More than 160 passenger flights will be cancelled between now and then as a result.
In a statement, the UK’s second largest airport confirmed the measure, effective from today (26 September), will affect departure and arrival flights.
It says the daily cap is designed to prevent last-minute cancellations and delays for passengers while the UK’s air traffic control services provider NATS addresses the challenges.
The West Sussex hub had been expected to handle 164 additional flights this week, 65 of which were scheduled for Friday 29 September, before the ceiling was introduced.
Around 30% of NATS tower staff are unavailable for work due to a variety of medical reasons, including Covid.
Aiming for return to ‘fully resilient operations’, says NATS
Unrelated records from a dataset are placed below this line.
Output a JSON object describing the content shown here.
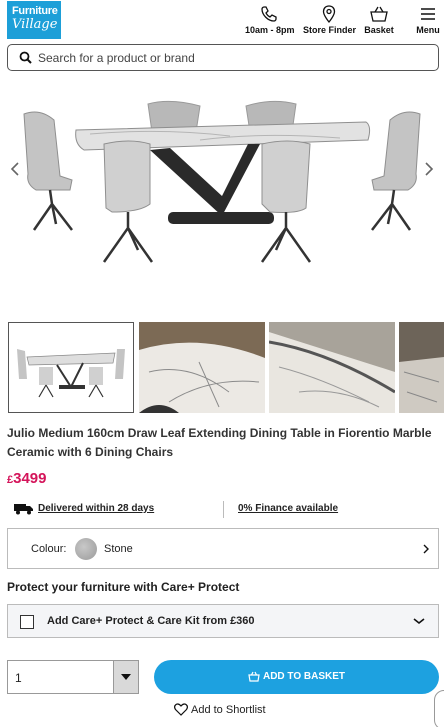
{
  "brand": {
    "line1": "Furniture",
    "line2": "Village"
  },
  "header": {
    "hours_label": "10am - 8pm",
    "store_label": "Store Finder",
    "basket_label": "Basket",
    "menu_label": "Menu"
  },
  "search": {
    "placeholder": "Search for a product or brand"
  },
  "product": {
    "title": "Julio Medium 160cm Draw Leaf Extending Dining Table in Fiorentio Marble Ceramic with 6 Dining Chairs",
    "currency": "£",
    "price": "3499"
  },
  "delivery": {
    "text": "Delivered within 28 days",
    "finance": "0% Finance available"
  },
  "colour": {
    "label": "Colour:",
    "value": "Stone",
    "swatch": "#b0b0b0"
  },
  "care": {
    "heading": "Protect your furniture with Care+ Protect",
    "option": "Add Care+ Protect & Care Kit from £360"
  },
  "purchase": {
    "quantity": "1",
    "add_label": "ADD TO BASKET",
    "shortlist_label": "Add to Shortlist"
  },
  "colors": {
    "brand_blue": "#1da1e0",
    "price_pink": "#d4145a"
  }
}
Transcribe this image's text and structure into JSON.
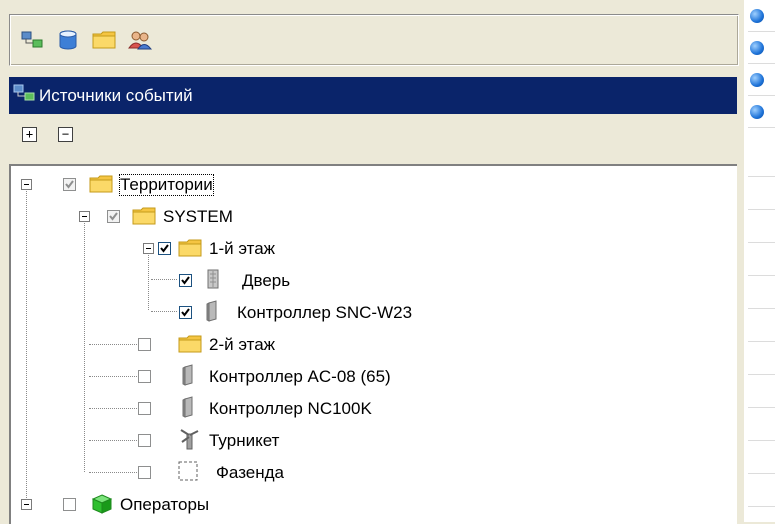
{
  "panel_title": "Источники событий",
  "toolbar": {
    "buttons": [
      {
        "icon": "network-sources-icon"
      },
      {
        "icon": "database-icon"
      },
      {
        "icon": "folder-icon"
      },
      {
        "icon": "users-icon"
      }
    ]
  },
  "expand_buttons": {
    "expand_all": "+",
    "collapse_all": "−"
  },
  "tree": {
    "territories": "Территории",
    "system": "SYSTEM",
    "floor1": "1-й этаж",
    "door": "Дверь",
    "controller_snc": "Контроллер SNC-W23",
    "floor2": "2-й этаж",
    "controller_ac": "Контроллер AC-08 (65)",
    "controller_nc": "Контроллер NC100K",
    "turnstile": "Турникет",
    "fazenda": "Фазенда",
    "operators": "Операторы"
  },
  "colors": {
    "title_bg": "#0a246a",
    "window_bg": "#ece9d8",
    "folder": "#f5c542"
  }
}
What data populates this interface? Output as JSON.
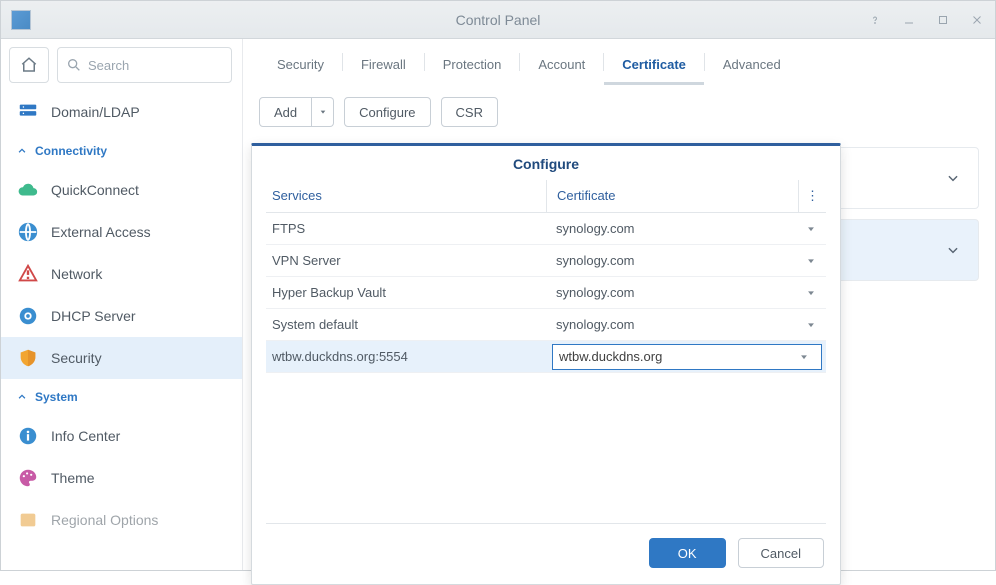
{
  "window": {
    "title": "Control Panel"
  },
  "search": {
    "placeholder": "Search"
  },
  "sidebar": {
    "top_item": {
      "label": "Domain/LDAP"
    },
    "sections": [
      {
        "name": "Connectivity",
        "items": [
          {
            "id": "quickconnect",
            "label": "QuickConnect"
          },
          {
            "id": "external-access",
            "label": "External Access"
          },
          {
            "id": "network",
            "label": "Network"
          },
          {
            "id": "dhcp-server",
            "label": "DHCP Server"
          },
          {
            "id": "security",
            "label": "Security"
          }
        ]
      },
      {
        "name": "System",
        "items": [
          {
            "id": "info-center",
            "label": "Info Center"
          },
          {
            "id": "theme",
            "label": "Theme"
          },
          {
            "id": "regional-options",
            "label": "Regional Options"
          }
        ]
      }
    ]
  },
  "tabs": [
    {
      "label": "Security"
    },
    {
      "label": "Firewall"
    },
    {
      "label": "Protection"
    },
    {
      "label": "Account"
    },
    {
      "label": "Certificate"
    },
    {
      "label": "Advanced"
    }
  ],
  "active_tab": "Certificate",
  "toolbar": {
    "add": "Add",
    "configure": "Configure",
    "csr": "CSR"
  },
  "dialog": {
    "title": "Configure",
    "columns": {
      "services": "Services",
      "certificate": "Certificate"
    },
    "rows": [
      {
        "service": "FTPS",
        "cert": "synology.com"
      },
      {
        "service": "VPN Server",
        "cert": "synology.com"
      },
      {
        "service": "Hyper Backup Vault",
        "cert": "synology.com"
      },
      {
        "service": "System default",
        "cert": "synology.com"
      },
      {
        "service": "wtbw.duckdns.org:5554",
        "cert": "wtbw.duckdns.org"
      }
    ],
    "active_row_index": 4,
    "ok": "OK",
    "cancel": "Cancel"
  }
}
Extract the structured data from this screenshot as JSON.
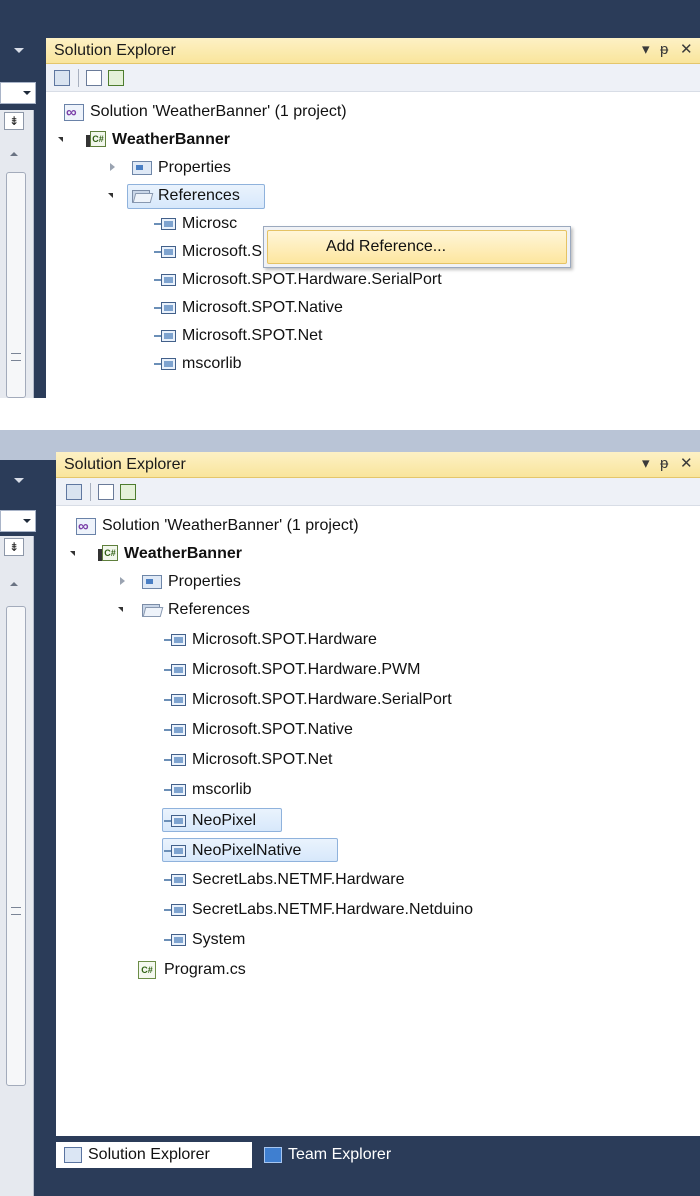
{
  "panel_top": {
    "window_title": "Solution Explorer",
    "title_buttons": {
      "dropdown": "▾",
      "pin": "ᵽ",
      "close": "✕"
    },
    "tree": {
      "solution": "Solution 'WeatherBanner' (1 project)",
      "project": "WeatherBanner",
      "properties": "Properties",
      "references": "References",
      "refs": [
        "Microsc",
        "Microsoft.SPOT.Hardware.PWM",
        "Microsoft.SPOT.Hardware.SerialPort",
        "Microsoft.SPOT.Native",
        "Microsoft.SPOT.Net",
        "mscorlib"
      ]
    },
    "context_menu": {
      "item": "Add Reference..."
    }
  },
  "panel_bottom": {
    "window_title": "Solution Explorer",
    "title_buttons": {
      "dropdown": "▾",
      "pin": "ᵽ",
      "close": "✕"
    },
    "tree": {
      "solution": "Solution 'WeatherBanner' (1 project)",
      "project": "WeatherBanner",
      "properties": "Properties",
      "references": "References",
      "refs": [
        "Microsoft.SPOT.Hardware",
        "Microsoft.SPOT.Hardware.PWM",
        "Microsoft.SPOT.Hardware.SerialPort",
        "Microsoft.SPOT.Native",
        "Microsoft.SPOT.Net",
        "mscorlib",
        "NeoPixel",
        "NeoPixelNative",
        "SecretLabs.NETMF.Hardware",
        "SecretLabs.NETMF.Hardware.Netduino",
        "System"
      ],
      "program": "Program.cs"
    },
    "tabs": {
      "solution_explorer": "Solution Explorer",
      "team_explorer": "Team Explorer"
    }
  },
  "colors": {
    "frame": "#2b3c59",
    "title_gold": "#f9e59c",
    "selection": "#d7e8fb"
  }
}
Stewart Wingate, CEO of Gatwick, said: “This has been a difficult decision but the action we have taken today means our airlines can fly reliable flight programmes, which gives passengers more certainty that they will not face last minute cancellations.
“We are working closely with NATS to build resilience in the control tower, and this decision means we can prevent as much disruptions as possible. London Gatwick would like to apologise to any passengers who have been impacted by these restrictions.”
NATS has apologised to those affected by the announcement, maintaining that the decision to cap flight volumes was ‘the responsible thing to do’ to temper daily disruption to passengers in view of staff sickness levels encountered in recent weeks.
“We have trained as many air traffic controllers as possible this year in the Gatwick tower and have safely managed over 180,000 flights so far,” read a statement. “However, with 30% of tower staff unavailable for a variety of medical reasons including Covid, we cannot manage the number of flights that were originally planned for this week.”
Additional air traffic controllers continue to be trained, says NATS, with another group expected to qualify to work in the Gatwick control tower in the coming months in time for next summer.
“Even an experienced air traffic controller takes at least nine months to qualify at Gatwick and very few are able to do so, as Gatwick is such a busy and complex air traffic environment,” the statement added. “We will continue to recruit and train air traffic controllers at Gatwick a fast as possible to ensure we return to a fully resilient operation as soon as we can.”
Passengers have been advised to check the status of their flights directly with their airlines.